More on … Canton Ave. in Beechview
Thanks to a reader for pointing us to this PG article about Canton Ave. in Beechview. Turns out we might have a world record in our midst!
Here: In Beechview
Sunday, January 30, 2005
Photos by Martha Rial ~ Story by Bob Batz Jr.
Despite the twin “Do Not Enter” signs at its midpoint, Canton Avenue isn’t a one-way street.
It’s a no-way street.
No way you’re going to drive up it. Not this time of year, when it’s covered with ice and snow.
This Beechview byway is way too steep — even to plow.
It’s the steepest street in this hilly town and, probably, the region, with a grade of 37 percent — that is, rising 37 feet per 100 feet of run. So confirm records from the city Department of Engineering and Construction.
Canton could be the steepest street anywhere. Figures can be fuzzy, but the best San Francisco can do are grades of 31.5 percent. The world’s steepest claim is made by Baldwin Street in Dunedin, New Zealand, but its steepest part, according to the town’s own Web site, is only 35 percent. Could Pittsburgh have a world record hidden in the trees high above Banksville Road?
Whatever the case, over a distance that would be about two blocks in a normal city, Canton goes from almost flat to free-fall.
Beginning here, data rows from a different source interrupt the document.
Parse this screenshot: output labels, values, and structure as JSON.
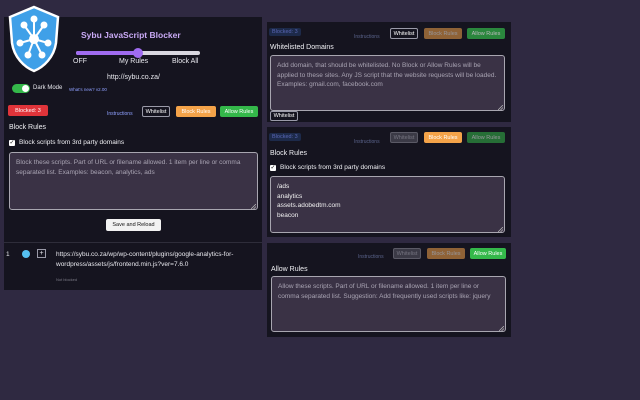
{
  "left": {
    "app_title": "Sybu JavaScript Blocker",
    "modes": [
      "OFF",
      "My Rules",
      "Block All"
    ],
    "mode_level": 0.5,
    "url": "http://sybu.co.za/",
    "dark_mode_label": "Dark Mode",
    "whats_new": "What's new? v2.00",
    "blocked_label": "Blocked: 3",
    "instructions": "Instructions",
    "whitelist": "Whitelist",
    "block_rules_btn": "Block Rules",
    "allow_rules_btn": "Allow Rules",
    "section_title": "Block Rules",
    "checkbox_label": "Block scripts from 3rd party domains",
    "textarea_placeholder": "Block these scripts. Part of URL or filename allowed. 1 item per line or comma separated list. Examples: beacon, analytics, ads",
    "save_button": "Save and Reload",
    "script_item": {
      "index": "1",
      "add": "+",
      "url": "https://sybu.co.za/wp/wp-content/plugins/google-analytics-for-wordpress/assets/js/frontend.min.js?ver=7.6.0",
      "status": "Not blocked"
    }
  },
  "right1": {
    "blocked_label": "Blocked: 3",
    "instructions": "Instructions",
    "whitelist": "Whitelist",
    "block_rules_btn": "Block Rules",
    "allow_rules_btn": "Allow Rules",
    "section_title": "Whitelisted Domains",
    "textarea_placeholder": "Add domain, that should be whitelisted. No Block or Allow Rules will be applied to these sites. Any JS script that the website requests will be loaded. Examples: gmail.com, facebook.com",
    "save_button": "Whitelist"
  },
  "right2": {
    "blocked_label": "Blocked: 3",
    "instructions": "Instructions",
    "whitelist": "Whitelist",
    "block_rules_btn": "Block Rules",
    "allow_rules_btn": "Allow Rules",
    "section_title": "Block Rules",
    "checkbox_label": "Block scripts from 3rd party domains",
    "rules": [
      "/ads",
      "analytics",
      "assets.adobedtm.com",
      "beacon"
    ]
  },
  "right3": {
    "instructions": "Instructions",
    "whitelist": "Whitelist",
    "block_rules_btn": "Block Rules",
    "allow_rules_btn": "Allow Rules",
    "section_title": "Allow Rules",
    "textarea_placeholder": "Allow these scripts. Part of URL or filename allowed. 1 item per line or comma separated list. Suggestion: Add frequently used scripts like: jquery"
  },
  "colors": {
    "background": "#2f2941",
    "panel": "#15141f",
    "accent_purple": "#a06cf0",
    "blocked_red": "#e0343a",
    "block_orange": "#f4a349",
    "allow_green": "#34b84a",
    "shield_blue": "#3fa0e8"
  },
  "icons": [
    "shield-network-icon",
    "plus-icon",
    "check-icon",
    "resize-grip-icon",
    "status-dot-icon"
  ]
}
The bottom half is so steep, you’re not supposed to drive down it any time of the year, and in winter, the cobblestones aren’t cleared.
That doesn’t stop people from trying to drive up it.
Not many make it.
So says Dolores Love, who lived in one of two houses on the precipitous part of the pathway back in the late 1970s and stayed in this roller-coaster neighborhood, which can boast several of Pittsburgh’s most upright roadways.
Now she lives at the very base of Canton, on the other side of Coast Avenue (also in the Top 20, with a grade of nearly 18 percent). The view from her living room is straight up Canton, and she and her husband, Ed, are in the process of improving that vista while improving their house.
“Part of the reason we put these big windows in is so we can watch the goofballs try to drive up the hill,” she says. “I’m serious. … I live for it.”
Sure enough, the first big snow this month brought the first fools attempting to conquer Canton.
She watched the car climb about a third of the way up, then slide back and over a curb, where it teetered like something out of a cartoon.
Last Sunday, the Loves were heading out to watch the Steelers game when they witnessed the spectacle of three guys in a four-wheel-drive pickup trying to muscle up the street — because, you know, it’s there.
The truck slid all the way back and into a tiny guardrail next door.
The Loves have never seen a serious accident, but the slippery slope could be dangerous.
“It’s tough to get clear,” says Bob Palmosina, supervisor of the city Public Works hill-humping Division 5. One of its full-size trucks is too big. One guy who drove a pickup down it once, steering with the plow, will never forget feeling as if the rig were going to flip, back over front. Now they might send a tractor down, or just “banjo” it — hand shovel salt out the back of a big truck from the top or bottom.
The handful of households up top are supposed to drive out on Hampshire Avenue (a mere 23 percent grade). The two families who live on the sheer stretch know to park down on Coast when it snows and walk up the steps that are Canton’s sidewalk. This adds a new dimension to unloading groceries and other tasks.
Love recently saw a Duquesne Light bucket truck try to back up the street to reach a broken streetlight. “I guess they gave up till spring.” That’s when Canton becomes a peak challenge for masochistic bicyclists.
Meanwhile, she guarantees that this winter will provide more slick thrills.
“Is that you?” she asks a visitor, pointing to an unfamiliar car at Canton’s base.
“That’s not a good place to park …”